Looking at Season 7 in this context, while at the time fans were pained at the idea this would be the last season of the traditional Mulder and Scully dynamic before Season 8 reinvents the series in a multitude of ways, there is a skilfully woven thematic core underpinning the development of their relationship, from simple attraction and care through to an acceptance of union, companionship and a natural end to their lives as intrepid agents. They even seem embarrassed when, in ‘Hollywood A. D.’, Hollywood make a big budget action movie version of their lives in which Garry Shandling and Tea Leoni (Duchovny’s real life wife at the time) play versions of them who passionately make out on screen. It simplifies their relationship and shows that what some MSR fans might have wanted to see would have been emptier than the contemplative, measured nature of how they move from partners to lovers. “We’re always running. We’re always chasing the next big thing. Why don’t you ever just stay still?” Scully asks Mulder in ‘all things’.

Season 7 revels in such stillness. It matures with two central characters who have grown out of the life we have seen them live, and have done so together.
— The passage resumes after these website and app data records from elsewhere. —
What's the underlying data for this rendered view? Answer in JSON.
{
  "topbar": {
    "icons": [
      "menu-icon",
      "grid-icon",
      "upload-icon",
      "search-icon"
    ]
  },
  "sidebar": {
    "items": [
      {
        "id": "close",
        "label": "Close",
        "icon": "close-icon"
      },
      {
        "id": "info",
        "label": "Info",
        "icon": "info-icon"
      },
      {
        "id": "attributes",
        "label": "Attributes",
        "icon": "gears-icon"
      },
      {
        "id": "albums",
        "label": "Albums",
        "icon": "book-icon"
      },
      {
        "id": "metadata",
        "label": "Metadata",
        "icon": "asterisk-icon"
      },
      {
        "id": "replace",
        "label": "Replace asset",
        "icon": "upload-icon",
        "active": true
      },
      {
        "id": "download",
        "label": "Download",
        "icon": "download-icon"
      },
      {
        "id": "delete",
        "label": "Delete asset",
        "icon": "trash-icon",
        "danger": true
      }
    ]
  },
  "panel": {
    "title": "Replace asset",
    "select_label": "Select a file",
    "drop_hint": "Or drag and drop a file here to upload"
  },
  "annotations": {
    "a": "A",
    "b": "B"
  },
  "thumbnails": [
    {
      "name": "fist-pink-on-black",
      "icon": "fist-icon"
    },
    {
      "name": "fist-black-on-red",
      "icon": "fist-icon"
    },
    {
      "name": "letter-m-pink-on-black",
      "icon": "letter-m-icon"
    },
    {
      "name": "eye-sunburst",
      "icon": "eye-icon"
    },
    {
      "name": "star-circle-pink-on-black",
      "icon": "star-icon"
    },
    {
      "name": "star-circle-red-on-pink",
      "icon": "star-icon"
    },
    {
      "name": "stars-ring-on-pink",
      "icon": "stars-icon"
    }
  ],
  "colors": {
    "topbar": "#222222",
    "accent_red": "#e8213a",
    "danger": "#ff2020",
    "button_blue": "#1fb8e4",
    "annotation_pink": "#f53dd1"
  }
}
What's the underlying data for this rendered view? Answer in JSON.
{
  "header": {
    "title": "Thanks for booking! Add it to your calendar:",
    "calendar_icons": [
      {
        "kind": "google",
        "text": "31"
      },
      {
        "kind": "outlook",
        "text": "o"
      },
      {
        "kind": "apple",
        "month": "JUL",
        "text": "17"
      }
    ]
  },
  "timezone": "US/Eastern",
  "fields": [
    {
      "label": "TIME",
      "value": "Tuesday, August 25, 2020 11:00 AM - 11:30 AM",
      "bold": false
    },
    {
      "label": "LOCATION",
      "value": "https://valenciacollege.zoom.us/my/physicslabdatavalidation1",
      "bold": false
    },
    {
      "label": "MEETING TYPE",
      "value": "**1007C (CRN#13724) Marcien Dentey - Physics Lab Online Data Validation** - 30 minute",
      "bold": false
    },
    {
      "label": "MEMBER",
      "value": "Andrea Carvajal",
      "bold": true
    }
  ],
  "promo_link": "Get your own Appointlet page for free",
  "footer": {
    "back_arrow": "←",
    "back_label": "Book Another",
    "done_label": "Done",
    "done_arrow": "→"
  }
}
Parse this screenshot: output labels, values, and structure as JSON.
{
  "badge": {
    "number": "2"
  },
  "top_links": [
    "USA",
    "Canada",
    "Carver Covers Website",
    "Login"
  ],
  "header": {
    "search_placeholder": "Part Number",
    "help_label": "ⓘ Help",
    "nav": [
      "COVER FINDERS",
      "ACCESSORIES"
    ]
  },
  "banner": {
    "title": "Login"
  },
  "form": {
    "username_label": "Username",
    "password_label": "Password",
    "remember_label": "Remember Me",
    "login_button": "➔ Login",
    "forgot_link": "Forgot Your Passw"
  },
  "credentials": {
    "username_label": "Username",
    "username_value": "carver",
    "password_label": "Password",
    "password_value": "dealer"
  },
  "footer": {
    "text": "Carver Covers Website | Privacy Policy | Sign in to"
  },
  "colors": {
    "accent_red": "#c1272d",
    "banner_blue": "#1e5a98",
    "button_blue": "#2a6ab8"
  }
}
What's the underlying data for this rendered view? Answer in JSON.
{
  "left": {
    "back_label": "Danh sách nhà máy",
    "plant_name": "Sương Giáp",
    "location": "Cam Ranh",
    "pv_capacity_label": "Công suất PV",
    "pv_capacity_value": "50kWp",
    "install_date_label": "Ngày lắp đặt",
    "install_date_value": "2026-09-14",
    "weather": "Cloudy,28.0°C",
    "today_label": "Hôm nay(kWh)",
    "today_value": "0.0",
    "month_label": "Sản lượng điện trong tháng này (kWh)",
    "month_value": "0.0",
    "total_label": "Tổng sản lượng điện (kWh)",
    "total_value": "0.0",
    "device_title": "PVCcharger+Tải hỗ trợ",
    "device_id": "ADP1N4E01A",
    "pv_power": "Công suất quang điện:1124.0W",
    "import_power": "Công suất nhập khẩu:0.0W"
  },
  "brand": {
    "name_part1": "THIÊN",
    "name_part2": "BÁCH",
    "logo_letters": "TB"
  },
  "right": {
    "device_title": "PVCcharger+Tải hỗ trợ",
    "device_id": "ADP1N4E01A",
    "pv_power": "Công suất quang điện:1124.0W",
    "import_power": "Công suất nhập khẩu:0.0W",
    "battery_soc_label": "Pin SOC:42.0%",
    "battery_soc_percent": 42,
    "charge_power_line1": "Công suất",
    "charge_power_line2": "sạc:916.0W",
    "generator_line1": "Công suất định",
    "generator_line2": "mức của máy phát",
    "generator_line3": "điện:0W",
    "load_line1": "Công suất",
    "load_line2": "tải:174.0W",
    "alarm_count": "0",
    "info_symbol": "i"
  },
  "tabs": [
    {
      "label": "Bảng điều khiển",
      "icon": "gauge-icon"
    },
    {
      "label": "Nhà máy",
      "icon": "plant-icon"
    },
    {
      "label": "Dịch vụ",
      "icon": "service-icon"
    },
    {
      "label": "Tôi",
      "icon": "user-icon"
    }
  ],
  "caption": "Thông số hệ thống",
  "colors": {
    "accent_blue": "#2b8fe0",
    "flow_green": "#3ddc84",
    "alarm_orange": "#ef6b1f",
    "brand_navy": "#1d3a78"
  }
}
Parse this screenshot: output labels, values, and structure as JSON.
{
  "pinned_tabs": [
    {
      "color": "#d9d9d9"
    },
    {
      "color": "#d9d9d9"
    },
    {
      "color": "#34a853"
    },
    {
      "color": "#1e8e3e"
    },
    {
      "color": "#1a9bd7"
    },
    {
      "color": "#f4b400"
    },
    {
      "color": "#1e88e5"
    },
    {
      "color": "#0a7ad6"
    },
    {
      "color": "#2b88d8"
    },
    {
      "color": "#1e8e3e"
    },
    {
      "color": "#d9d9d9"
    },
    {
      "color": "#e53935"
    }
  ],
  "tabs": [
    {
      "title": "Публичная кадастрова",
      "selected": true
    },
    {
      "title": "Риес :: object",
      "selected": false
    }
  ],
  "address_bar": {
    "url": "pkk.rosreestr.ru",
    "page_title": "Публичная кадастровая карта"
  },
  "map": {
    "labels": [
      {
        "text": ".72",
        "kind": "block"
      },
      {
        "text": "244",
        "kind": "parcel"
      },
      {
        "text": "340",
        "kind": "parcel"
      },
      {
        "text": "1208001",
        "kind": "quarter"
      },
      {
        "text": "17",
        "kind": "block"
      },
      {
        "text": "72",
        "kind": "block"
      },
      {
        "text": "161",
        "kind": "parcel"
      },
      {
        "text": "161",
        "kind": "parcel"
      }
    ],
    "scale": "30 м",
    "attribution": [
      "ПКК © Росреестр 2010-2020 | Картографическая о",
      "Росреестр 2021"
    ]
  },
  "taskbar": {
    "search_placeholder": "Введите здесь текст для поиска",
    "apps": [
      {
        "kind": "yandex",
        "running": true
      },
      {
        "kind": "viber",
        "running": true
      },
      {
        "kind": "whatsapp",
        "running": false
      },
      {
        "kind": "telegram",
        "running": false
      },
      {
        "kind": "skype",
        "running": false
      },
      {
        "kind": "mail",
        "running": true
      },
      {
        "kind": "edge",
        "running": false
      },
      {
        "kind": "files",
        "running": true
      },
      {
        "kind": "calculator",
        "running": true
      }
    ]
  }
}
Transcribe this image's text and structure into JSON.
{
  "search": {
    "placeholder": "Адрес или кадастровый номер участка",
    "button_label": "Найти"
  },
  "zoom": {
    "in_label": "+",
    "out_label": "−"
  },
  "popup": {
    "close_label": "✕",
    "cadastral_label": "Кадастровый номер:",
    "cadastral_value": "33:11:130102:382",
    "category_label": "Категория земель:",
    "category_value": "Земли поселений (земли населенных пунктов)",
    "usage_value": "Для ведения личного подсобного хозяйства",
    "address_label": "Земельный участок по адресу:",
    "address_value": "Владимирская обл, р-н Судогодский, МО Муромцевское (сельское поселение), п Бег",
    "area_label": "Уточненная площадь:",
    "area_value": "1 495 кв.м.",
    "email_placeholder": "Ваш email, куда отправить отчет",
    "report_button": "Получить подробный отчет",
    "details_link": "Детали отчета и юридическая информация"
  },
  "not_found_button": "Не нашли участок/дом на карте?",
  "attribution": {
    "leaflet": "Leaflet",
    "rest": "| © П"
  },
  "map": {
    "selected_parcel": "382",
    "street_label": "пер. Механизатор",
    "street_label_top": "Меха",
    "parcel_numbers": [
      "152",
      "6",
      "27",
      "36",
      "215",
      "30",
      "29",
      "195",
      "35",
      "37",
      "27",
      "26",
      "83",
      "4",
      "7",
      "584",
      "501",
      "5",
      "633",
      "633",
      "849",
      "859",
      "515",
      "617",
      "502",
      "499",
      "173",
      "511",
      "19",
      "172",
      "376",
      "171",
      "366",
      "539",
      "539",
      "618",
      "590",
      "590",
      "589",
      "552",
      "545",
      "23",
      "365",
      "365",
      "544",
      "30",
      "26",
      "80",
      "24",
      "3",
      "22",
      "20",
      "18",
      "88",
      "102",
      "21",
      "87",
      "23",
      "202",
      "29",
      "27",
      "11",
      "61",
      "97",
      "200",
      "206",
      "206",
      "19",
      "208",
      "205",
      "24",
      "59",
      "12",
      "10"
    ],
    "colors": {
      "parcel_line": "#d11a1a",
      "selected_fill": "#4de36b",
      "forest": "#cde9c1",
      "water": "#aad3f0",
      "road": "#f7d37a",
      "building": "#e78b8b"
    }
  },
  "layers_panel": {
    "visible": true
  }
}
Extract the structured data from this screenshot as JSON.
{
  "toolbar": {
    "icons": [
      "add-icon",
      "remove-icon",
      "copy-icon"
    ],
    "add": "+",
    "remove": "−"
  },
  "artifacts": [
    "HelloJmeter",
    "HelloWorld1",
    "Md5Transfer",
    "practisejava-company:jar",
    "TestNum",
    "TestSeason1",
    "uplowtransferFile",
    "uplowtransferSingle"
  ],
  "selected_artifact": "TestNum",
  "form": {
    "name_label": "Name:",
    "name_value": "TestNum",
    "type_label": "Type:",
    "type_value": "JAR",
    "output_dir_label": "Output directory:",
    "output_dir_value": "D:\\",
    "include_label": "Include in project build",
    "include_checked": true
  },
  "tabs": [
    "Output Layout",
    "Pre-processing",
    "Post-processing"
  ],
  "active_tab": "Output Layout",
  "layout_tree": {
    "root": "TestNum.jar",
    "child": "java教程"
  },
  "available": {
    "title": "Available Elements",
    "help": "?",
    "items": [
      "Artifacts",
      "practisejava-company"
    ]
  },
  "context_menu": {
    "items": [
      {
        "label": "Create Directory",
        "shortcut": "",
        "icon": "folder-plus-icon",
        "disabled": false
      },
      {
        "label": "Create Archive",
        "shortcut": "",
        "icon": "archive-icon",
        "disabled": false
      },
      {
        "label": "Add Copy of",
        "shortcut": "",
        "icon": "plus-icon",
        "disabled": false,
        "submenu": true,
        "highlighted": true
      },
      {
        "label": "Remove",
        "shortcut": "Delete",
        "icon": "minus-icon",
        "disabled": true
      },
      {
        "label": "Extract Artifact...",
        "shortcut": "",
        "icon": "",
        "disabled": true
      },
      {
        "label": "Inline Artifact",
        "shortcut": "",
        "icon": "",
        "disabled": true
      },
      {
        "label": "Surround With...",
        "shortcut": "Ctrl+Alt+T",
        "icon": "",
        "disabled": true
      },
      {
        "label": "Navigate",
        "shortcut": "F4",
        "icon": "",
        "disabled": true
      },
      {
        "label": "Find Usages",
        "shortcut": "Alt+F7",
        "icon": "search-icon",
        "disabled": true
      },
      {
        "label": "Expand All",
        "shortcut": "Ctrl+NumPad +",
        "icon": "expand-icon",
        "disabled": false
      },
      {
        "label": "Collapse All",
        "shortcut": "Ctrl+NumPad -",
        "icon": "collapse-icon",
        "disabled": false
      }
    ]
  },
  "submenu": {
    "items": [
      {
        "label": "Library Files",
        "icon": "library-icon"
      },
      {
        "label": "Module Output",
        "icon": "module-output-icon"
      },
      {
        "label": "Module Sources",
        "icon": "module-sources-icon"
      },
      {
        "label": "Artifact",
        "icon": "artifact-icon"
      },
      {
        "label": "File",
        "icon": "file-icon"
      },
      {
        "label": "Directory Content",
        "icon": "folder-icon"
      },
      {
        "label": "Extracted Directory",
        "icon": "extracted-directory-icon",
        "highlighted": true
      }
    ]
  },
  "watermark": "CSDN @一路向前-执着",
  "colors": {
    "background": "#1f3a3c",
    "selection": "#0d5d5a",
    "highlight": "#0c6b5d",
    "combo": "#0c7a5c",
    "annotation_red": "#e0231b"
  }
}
Written by A. J. Black

Author of The Cinematic Connery: The Films of Sir Sean Connery + other books • Writer on film/TV • Podcaster/network chief at We Made This • Occasionally go outside.


Leave a Reply
  1. This article is awesome! I can’t say I’m the biggest fan of season 7 as I think there was just too many inconsistencies with the season overall and I did not like the direction that they took with Samantha. However after reading this, maybe the writers didn’t really care about all that anymore and they, like many fans just wanted M and S to be together.

    Also I’m a big believer that this season is indeed “the season of secret sex” M and S were def. getting it on!

    AJ, I hope you do an article on season 8 as well. I think season 8 is underrated and for me is where the show should have ended. Great job man!

Leave a Reply

Your email address will not be published. Required fields are marked *